▶ _REQUIREMENT_
Every line below must be reproduced exactly; no pictures are to be included.

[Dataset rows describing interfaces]
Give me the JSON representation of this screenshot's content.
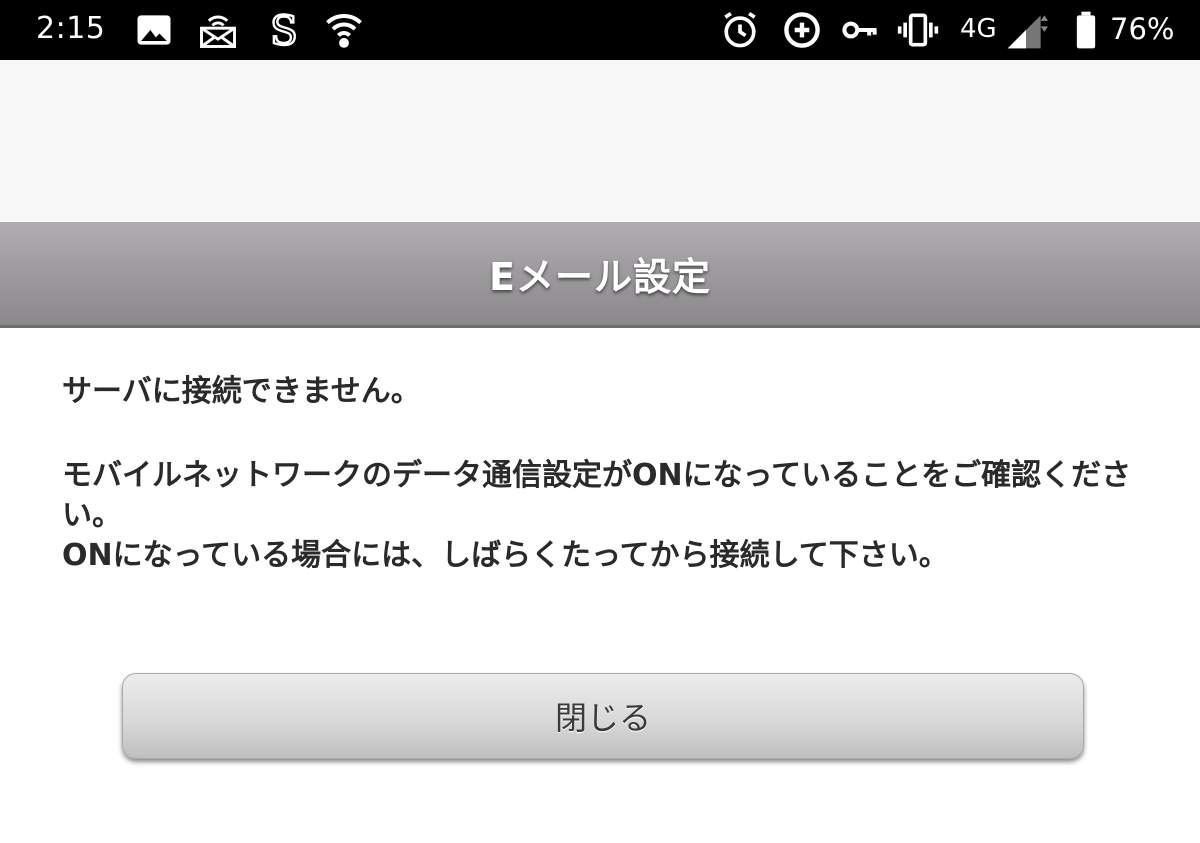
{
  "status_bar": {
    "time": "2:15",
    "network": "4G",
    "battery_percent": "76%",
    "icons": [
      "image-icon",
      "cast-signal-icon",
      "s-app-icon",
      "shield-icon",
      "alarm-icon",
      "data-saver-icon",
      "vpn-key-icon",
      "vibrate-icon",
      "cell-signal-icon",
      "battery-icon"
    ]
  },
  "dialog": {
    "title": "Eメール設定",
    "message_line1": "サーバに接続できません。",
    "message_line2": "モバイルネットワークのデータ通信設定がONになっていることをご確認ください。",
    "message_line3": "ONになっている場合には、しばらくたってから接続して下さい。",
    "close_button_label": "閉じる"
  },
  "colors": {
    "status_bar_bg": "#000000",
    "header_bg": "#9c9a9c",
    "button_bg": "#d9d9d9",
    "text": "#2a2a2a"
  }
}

▶ _TASK ANSWER_
Give me the JSON representation of this screenshot's content.
{
  "status_bar": {
    "time": "2:15",
    "network": "4G",
    "battery_percent": "76%",
    "icons": [
      "image-icon",
      "cast-signal-icon",
      "s-app-icon",
      "shield-icon",
      "alarm-icon",
      "data-saver-icon",
      "vpn-key-icon",
      "vibrate-icon",
      "cell-signal-icon",
      "battery-icon"
    ]
  },
  "dialog": {
    "title": "Eメール設定",
    "message_line1": "サーバに接続できません。",
    "message_line2": "モバイルネットワークのデータ通信設定がONになっていることをご確認ください。",
    "message_line3": "ONになっている場合には、しばらくたってから接続して下さい。",
    "close_button_label": "閉じる"
  },
  "colors": {
    "status_bar_bg": "#000000",
    "header_bg": "#9c9a9c",
    "button_bg": "#d9d9d9",
    "text": "#2a2a2a"
  }
}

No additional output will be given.